Most of the Western Cape of South Africa are aware that Hermanus is the land-based whale watching capital of the world. It is a truly spectacular locale from which you can view the Southern Right whales and their pod playing in the surf. But when it comes to winter whale watching from land, there are many other viewpoints to visit where you can catch a glimpse of the whales that frequent South Africa’s oceans.
If you are in KwaZulu-Natal, Eastern Cape or Western Cape - the whale season is best experienced in SA during winter.
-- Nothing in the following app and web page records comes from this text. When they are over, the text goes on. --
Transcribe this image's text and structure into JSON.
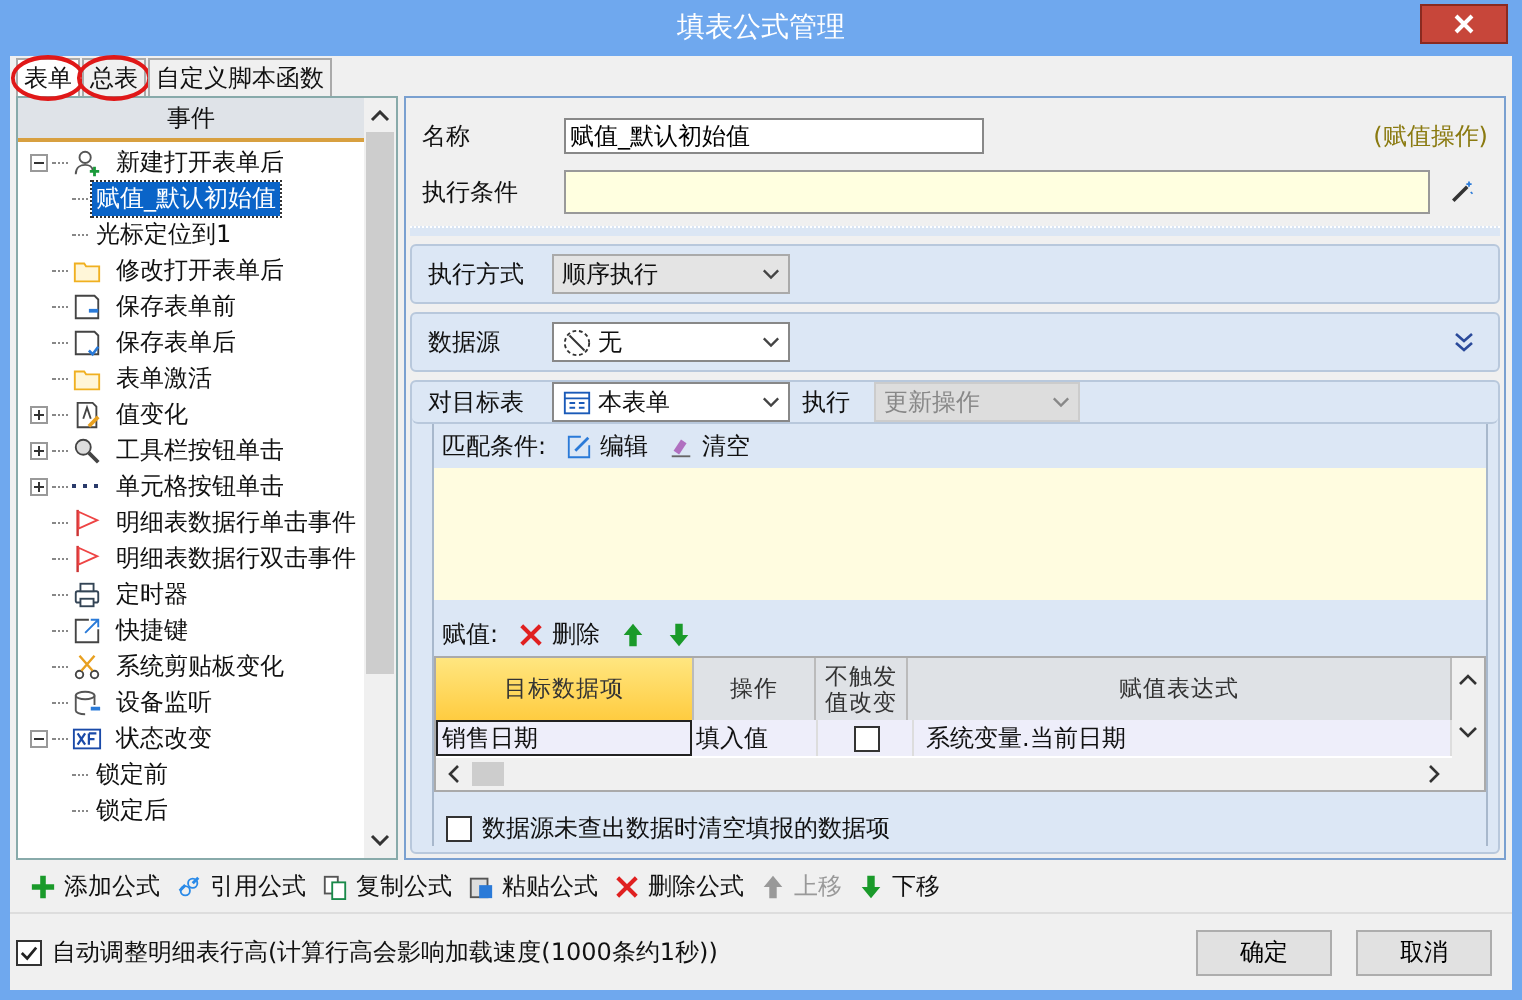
{
  "window": {
    "title": "填表公式管理"
  },
  "tabs": [
    {
      "label": "表单",
      "selected": true,
      "circled": true
    },
    {
      "label": "总表",
      "selected": false,
      "circled": true
    },
    {
      "label": "自定义脚本函数",
      "selected": false,
      "circled": false
    }
  ],
  "tree": {
    "header": "事件",
    "items": [
      {
        "label": "新建打开表单后",
        "kind": "user-add",
        "expanded": true,
        "selected": false,
        "children": [
          {
            "label": "赋值_默认初始值",
            "selected": true
          },
          {
            "label": "光标定位到1",
            "selected": false
          }
        ]
      },
      {
        "label": "修改打开表单后",
        "kind": "folder",
        "selected": false
      },
      {
        "label": "保存表单前",
        "kind": "save-before",
        "selected": false
      },
      {
        "label": "保存表单后",
        "kind": "save-after",
        "selected": false
      },
      {
        "label": "表单激活",
        "kind": "folder",
        "selected": false
      },
      {
        "label": "值变化",
        "kind": "value-change",
        "expanded": false,
        "selected": false
      },
      {
        "label": "工具栏按钮单击",
        "kind": "tool",
        "expanded": false,
        "selected": false
      },
      {
        "label": "单元格按钮单击",
        "kind": "dots",
        "expanded": false,
        "selected": false
      },
      {
        "label": "明细表数据行单击事件",
        "kind": "flag",
        "selected": false
      },
      {
        "label": "明细表数据行双击事件",
        "kind": "flag",
        "selected": false
      },
      {
        "label": "定时器",
        "kind": "printer",
        "selected": false
      },
      {
        "label": "快捷键",
        "kind": "shortcut",
        "selected": false
      },
      {
        "label": "系统剪贴板变化",
        "kind": "scissors",
        "selected": false
      },
      {
        "label": "设备监听",
        "kind": "device",
        "selected": false
      },
      {
        "label": "状态改变",
        "kind": "state",
        "expanded": true,
        "selected": false,
        "children": [
          {
            "label": "锁定前",
            "selected": false
          },
          {
            "label": "锁定后",
            "selected": false
          }
        ]
      }
    ]
  },
  "form": {
    "name_label": "名称",
    "name_value": "赋值_默认初始值",
    "type_note": "(赋值操作)",
    "condition_label": "执行条件",
    "mode_label": "执行方式",
    "mode_value": "顺序执行",
    "source_label": "数据源",
    "source_value": "无",
    "target_label": "对目标表",
    "target_value": "本表单",
    "exec_label": "执行",
    "exec_value": "更新操作",
    "exec_disabled": true,
    "match_label": "匹配条件:",
    "match_edit": "编辑",
    "match_clear": "清空",
    "assign_label": "赋值:",
    "assign_delete": "删除"
  },
  "grid": {
    "columns": [
      {
        "label": "目标数据项",
        "selected": true
      },
      {
        "label": "操作",
        "selected": false
      },
      {
        "label": "不触发值改变",
        "selected": false
      },
      {
        "label": "赋值表达式",
        "selected": false
      }
    ],
    "rows": [
      {
        "target": "销售日期",
        "operation": "填入值",
        "no_trigger": false,
        "expression": "系统变量.当前日期"
      }
    ]
  },
  "clear_option": {
    "label": "数据源未查出数据时清空填报的数据项",
    "checked": false
  },
  "toolbar": [
    {
      "label": "添加公式",
      "kind": "plus",
      "disabled": false
    },
    {
      "label": "引用公式",
      "kind": "link",
      "disabled": false
    },
    {
      "label": "复制公式",
      "kind": "copy",
      "disabled": false
    },
    {
      "label": "粘贴公式",
      "kind": "paste",
      "disabled": false
    },
    {
      "label": "删除公式",
      "kind": "delete",
      "disabled": false
    },
    {
      "label": "上移",
      "kind": "up",
      "disabled": true
    },
    {
      "label": "下移",
      "kind": "down",
      "disabled": false
    }
  ],
  "auto_height": {
    "label": "自动调整明细表行高(计算行高会影响加载速度(1000条约1秒))",
    "checked": true
  },
  "buttons": [
    "确定",
    "取消"
  ]
}
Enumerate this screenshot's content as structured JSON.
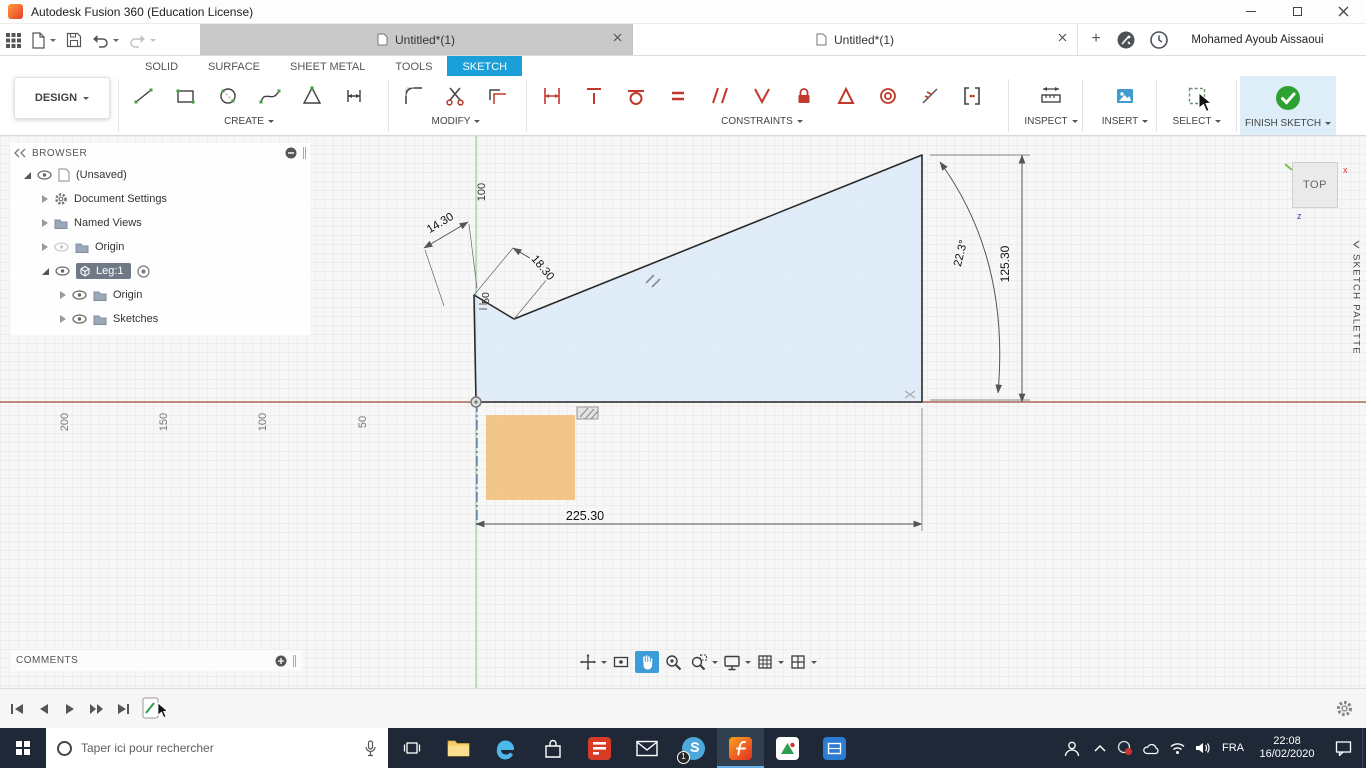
{
  "titlebar": {
    "title": "Autodesk Fusion 360 (Education License)"
  },
  "tabstrip": {
    "tabs": [
      {
        "label": "Untitled*(1)"
      },
      {
        "label": "Untitled*(1)"
      }
    ],
    "new_tab_label": "+",
    "username": "Mohamed Ayoub Aissaoui"
  },
  "ribbon": {
    "design_label": "DESIGN",
    "tabs": [
      "SOLID",
      "SURFACE",
      "SHEET METAL",
      "TOOLS",
      "SKETCH"
    ],
    "groups": {
      "create": "CREATE",
      "modify": "MODIFY",
      "constraints": "CONSTRAINTS",
      "inspect": "INSPECT",
      "insert": "INSERT",
      "select": "SELECT",
      "finish": "FINISH SKETCH"
    }
  },
  "browser": {
    "header": "BROWSER",
    "rows": [
      {
        "label": "(Unsaved)"
      },
      {
        "label": "Document Settings"
      },
      {
        "label": "Named Views"
      },
      {
        "label": "Origin"
      },
      {
        "label": "Leg:1"
      },
      {
        "label": "Origin"
      },
      {
        "label": "Sketches"
      }
    ]
  },
  "canvas": {
    "viewcube_face": "TOP",
    "axis_x": "x",
    "axis_z": "z",
    "palette_label": "SKETCH PALETTE",
    "ruler_labels": [
      "200",
      "150",
      "100",
      "50"
    ],
    "dimensions": {
      "seg_a": "14.30",
      "ref_height": "100",
      "notch": "18.30",
      "left_edge": "50",
      "angle": "22.3°",
      "right_height": "125.30",
      "base_width": "225.30"
    }
  },
  "comments": {
    "label": "COMMENTS"
  },
  "taskbar": {
    "search_placeholder": "Taper ici pour rechercher",
    "language": "FRA",
    "time": "22:08",
    "date": "16/02/2020",
    "skype_badge": "1"
  },
  "colors": {
    "accent_blue": "#1a9fd9",
    "finish_green": "#2fa132",
    "constraint_red": "#c0392b",
    "axis_red": "#a0453a",
    "axis_green": "#8fbf8f",
    "profile_fill": "#d9e8f7",
    "taskbar_bg": "#1e2836"
  }
}
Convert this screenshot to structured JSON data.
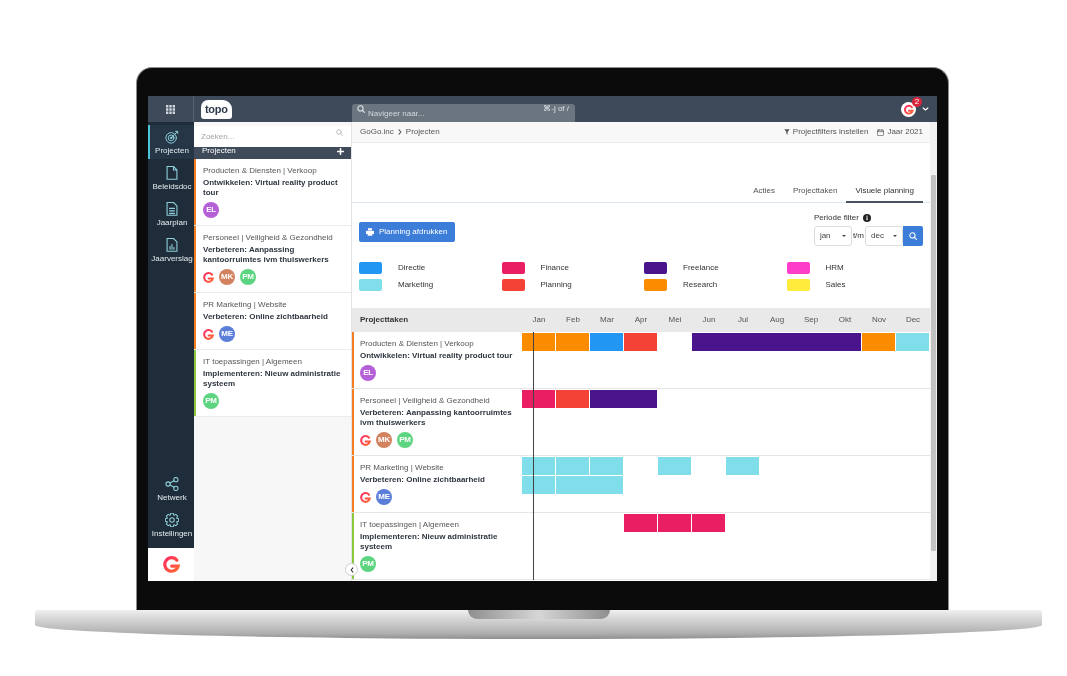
{
  "top_bar": {
    "logo_text": "topo",
    "search_placeholder": "Navigeer naar...",
    "shortcut": "⌘-j of /",
    "notification_count": "2"
  },
  "sidebar": {
    "items": [
      {
        "label": "Projecten",
        "selected": true
      },
      {
        "label": "Beleidsdoc",
        "selected": false
      },
      {
        "label": "Jaarplan",
        "selected": false
      },
      {
        "label": "Jaarverslag",
        "selected": false
      }
    ],
    "bottom_items": [
      {
        "label": "Netwerk"
      },
      {
        "label": "Instellingen"
      }
    ]
  },
  "project_list": {
    "search_placeholder": "Zoeken...",
    "title": "Projecten",
    "projects": [
      {
        "category": "Producten & Diensten | Verkoop",
        "title": "Ontwikkelen: Virtual reality product tour",
        "color": "#f47d22",
        "members": [
          {
            "kind": "initials",
            "initials": "EL",
            "color": "#b660d8"
          }
        ]
      },
      {
        "category": "Personeel | Veiligheid & Gezondheid",
        "title": "Verbeteren: Aanpassing kantoorruimtes ivm thuiswerkers",
        "color": "#f47d22",
        "members": [
          {
            "kind": "logo"
          },
          {
            "kind": "initials",
            "initials": "MK",
            "color": "#d3825f"
          },
          {
            "kind": "initials",
            "initials": "PM",
            "color": "#5dd47f"
          }
        ]
      },
      {
        "category": "PR Marketing | Website",
        "title": "Verbeteren: Online zichtbaarheid",
        "color": "#f47d22",
        "members": [
          {
            "kind": "logo"
          },
          {
            "kind": "initials",
            "initials": "ME",
            "color": "#5b7fd9"
          }
        ]
      },
      {
        "category": "IT toepassingen | Algemeen",
        "title": "Implementeren: Nieuw administratie systeem",
        "color": "#8cc63f",
        "members": [
          {
            "kind": "initials",
            "initials": "PM",
            "color": "#5dd47f"
          }
        ]
      }
    ]
  },
  "breadcrumb": {
    "items": [
      "GoGo.inc",
      "Projecten"
    ],
    "actions": [
      {
        "label": "Projectfilters instellen"
      },
      {
        "label": "Jaar 2021"
      }
    ]
  },
  "tabs": [
    {
      "label": "Acties",
      "selected": false
    },
    {
      "label": "Projecttaken",
      "selected": false
    },
    {
      "label": "Visuele planning",
      "selected": true
    }
  ],
  "print_button": {
    "label": "Planning afdrukken"
  },
  "period_filter": {
    "label": "Periode filter",
    "from": "jan",
    "separator": "t/m",
    "to": "dec"
  },
  "legend": [
    {
      "label": "Directie",
      "color": "#2196f3"
    },
    {
      "label": "Finance",
      "color": "#e91e63"
    },
    {
      "label": "Freelance",
      "color": "#4a148c"
    },
    {
      "label": "HRM",
      "color": "#ff3dcb"
    },
    {
      "label": "Marketing",
      "color": "#80deea"
    },
    {
      "label": "Planning",
      "color": "#f44336"
    },
    {
      "label": "Research",
      "color": "#fb8c00"
    },
    {
      "label": "Sales",
      "color": "#ffeb3b"
    }
  ],
  "gantt": {
    "title": "Projecttaken",
    "months": [
      "Jan",
      "Feb",
      "Mar",
      "Apr",
      "Mei",
      "Jun",
      "Jul",
      "Aug",
      "Sep",
      "Okt",
      "Nov",
      "Dec"
    ],
    "rows": [
      {
        "category": "Producten & Diensten | Verkoop",
        "title": "Ontwikkelen: Virtual reality product tour",
        "color": "#f47d22",
        "members": [
          {
            "kind": "initials",
            "initials": "EL",
            "color": "#b660d8"
          }
        ],
        "lanes": [
          {
            "cells": [
              {
                "kind": "bar",
                "color": "#fb8c00"
              },
              {
                "kind": "bar",
                "color": "#fb8c00"
              },
              {
                "kind": "bar",
                "color": "#2196f3"
              },
              {
                "kind": "bar",
                "color": "#f44336"
              },
              {
                "kind": "empty"
              },
              {
                "kind": "bar",
                "color": "#4a148c"
              },
              {
                "kind": "continued"
              },
              {
                "kind": "continued"
              },
              {
                "kind": "continued"
              },
              {
                "kind": "continued"
              },
              {
                "kind": "bar",
                "color": "#fb8c00"
              },
              {
                "kind": "bar",
                "color": "#80deea"
              }
            ]
          }
        ]
      },
      {
        "category": "Personeel | Veiligheid & Gezondheid",
        "title": "Verbeteren: Aanpassing kantoorruimtes ivm thuiswerkers",
        "color": "#f47d22",
        "members": [
          {
            "kind": "logo"
          },
          {
            "kind": "initials",
            "initials": "MK",
            "color": "#d3825f"
          },
          {
            "kind": "initials",
            "initials": "PM",
            "color": "#5dd47f"
          }
        ],
        "lanes": [
          {
            "cells": [
              {
                "kind": "bar",
                "color": "#e91e63"
              },
              {
                "kind": "bar",
                "color": "#f44336"
              },
              {
                "kind": "bar",
                "color": "#4a148c"
              },
              {
                "kind": "continued"
              },
              {
                "kind": "empty"
              },
              {
                "kind": "empty"
              },
              {
                "kind": "empty"
              },
              {
                "kind": "empty"
              },
              {
                "kind": "empty"
              },
              {
                "kind": "empty"
              },
              {
                "kind": "empty"
              },
              {
                "kind": "empty"
              }
            ]
          }
        ]
      },
      {
        "category": "PR Marketing | Website",
        "title": "Verbeteren: Online zichtbaarheid",
        "color": "#f47d22",
        "members": [
          {
            "kind": "logo"
          },
          {
            "kind": "initials",
            "initials": "ME",
            "color": "#5b7fd9"
          }
        ],
        "lanes": [
          {
            "cells": [
              {
                "kind": "bar",
                "color": "#80deea"
              },
              {
                "kind": "bar",
                "color": "#80deea"
              },
              {
                "kind": "bar",
                "color": "#80deea"
              },
              {
                "kind": "empty"
              },
              {
                "kind": "bar",
                "color": "#80deea"
              },
              {
                "kind": "empty"
              },
              {
                "kind": "bar",
                "color": "#80deea"
              },
              {
                "kind": "empty"
              },
              {
                "kind": "empty"
              },
              {
                "kind": "empty"
              },
              {
                "kind": "empty"
              },
              {
                "kind": "empty"
              }
            ]
          },
          {
            "cells": [
              {
                "kind": "bar",
                "color": "#80deea"
              },
              {
                "kind": "bar",
                "color": "#80deea"
              },
              {
                "kind": "continued"
              },
              {
                "kind": "empty"
              },
              {
                "kind": "empty"
              },
              {
                "kind": "empty"
              },
              {
                "kind": "empty"
              },
              {
                "kind": "empty"
              },
              {
                "kind": "empty"
              },
              {
                "kind": "empty"
              },
              {
                "kind": "empty"
              },
              {
                "kind": "empty"
              }
            ]
          }
        ]
      },
      {
        "category": "IT toepassingen | Algemeen",
        "title": "Implementeren: Nieuw administratie systeem",
        "color": "#8cc63f",
        "members": [
          {
            "kind": "initials",
            "initials": "PM",
            "color": "#5dd47f"
          }
        ],
        "lanes": [
          {
            "cells": [
              {
                "kind": "empty"
              },
              {
                "kind": "empty"
              },
              {
                "kind": "empty"
              },
              {
                "kind": "bar",
                "color": "#e91e63"
              },
              {
                "kind": "bar",
                "color": "#e91e63"
              },
              {
                "kind": "bar",
                "color": "#e91e63"
              },
              {
                "kind": "empty"
              },
              {
                "kind": "empty"
              },
              {
                "kind": "empty"
              },
              {
                "kind": "empty"
              },
              {
                "kind": "empty"
              },
              {
                "kind": "empty"
              }
            ]
          }
        ]
      }
    ]
  }
}
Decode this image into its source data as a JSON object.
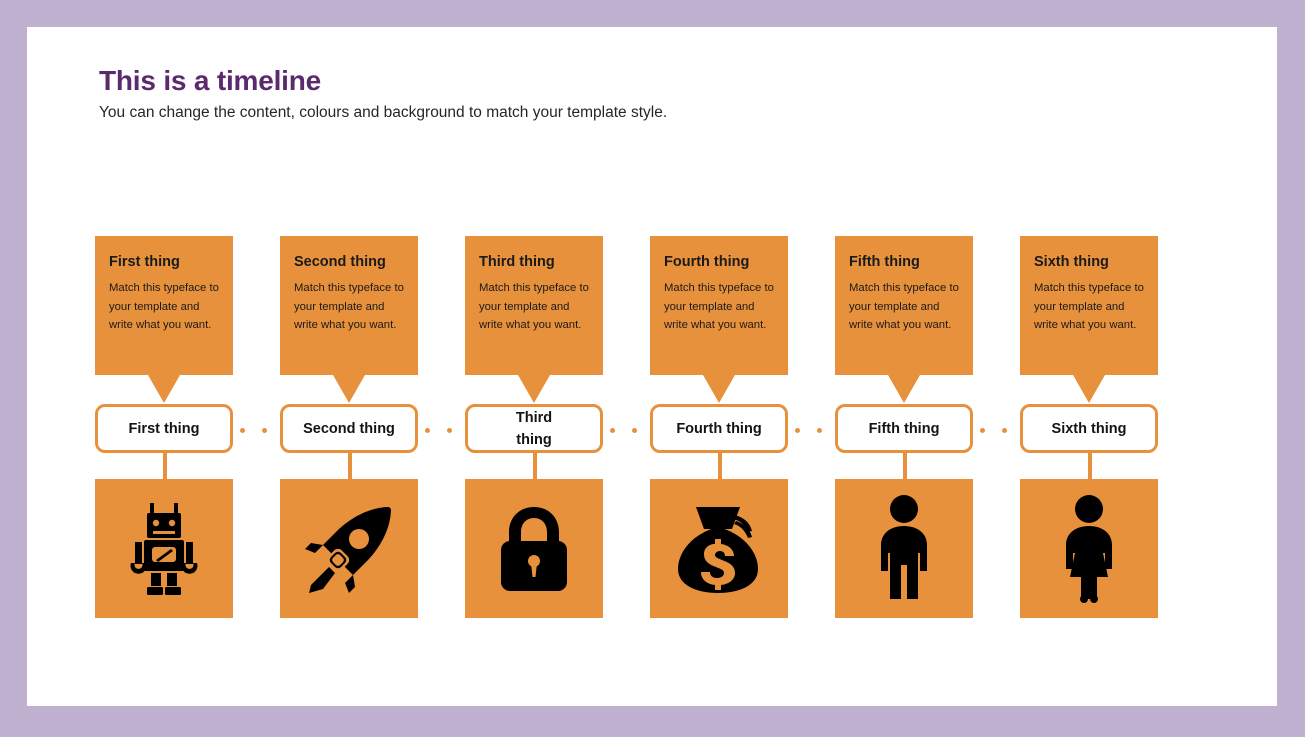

A local boating company recently announced that the Southern Right whale watching season has already begun, with regular sightings and great alongside interactions, although not yet the high number of whales that can be expected.
Our team recommend the following things to look out for when whale watching:
- Breaching – the whale leaps out of the water and falls back in with a large splash. If whales breach once, chances are they'll breach more than three times consecutively.
- Blowing – if you're really close, you'll hear this. The sound is accompanied by a spout of condensed water vapour.
- Lobtailing – the whale slaps its fluke or tail on the water, causing a loud sound. As with breaching, this typically happens a few times consecutively.
Here are five absolutely amazing whale watching spots across South Africa’s coasts:
Hermanus and Walker Bay
The whales really do come up close to the shore here during the Hermanus whale season, and they have a particularly playful attitude towards people it seems.
Hiking the St Blaize Trail will give you a good view of the bay below, where you can spot Southern Right Whales, Humpback Whales or the deadly Killer Whales feeding on seals on the island in the bay.
The West Coast
On the Cape West Coast, excellent sightings of Southern Right Whales can be enjoyed all the way from Strandfontein to Lambert's Bay, Elands Bay, St Helena Bay, Saldanha Bay and Ysterfontein, just north of Cape Town.
The Wild Coast
From Cape St Francis onwards, the cliff-lined coast gives some of the best vantage points from where to see Humpbacks, Bryde's Whales, and further north towards Port St Johns, even Sperm Whales. Dolphins are also abundant in this area.
This is Humpback Whale territory, which stretches as far as Cape Vidal. The whales always stay in the perimeters of the coastline. From mid-May to mid-September, they move more north to breed off the Mozambique coast, and from September to December they return, en route to the nutrient-rich waters of Antarctica.
If you want an even closer look at these magnificent creatures there are boat tours to get you up close and personal.
Get in touch with one of our Elite travel experts and we will do the rest!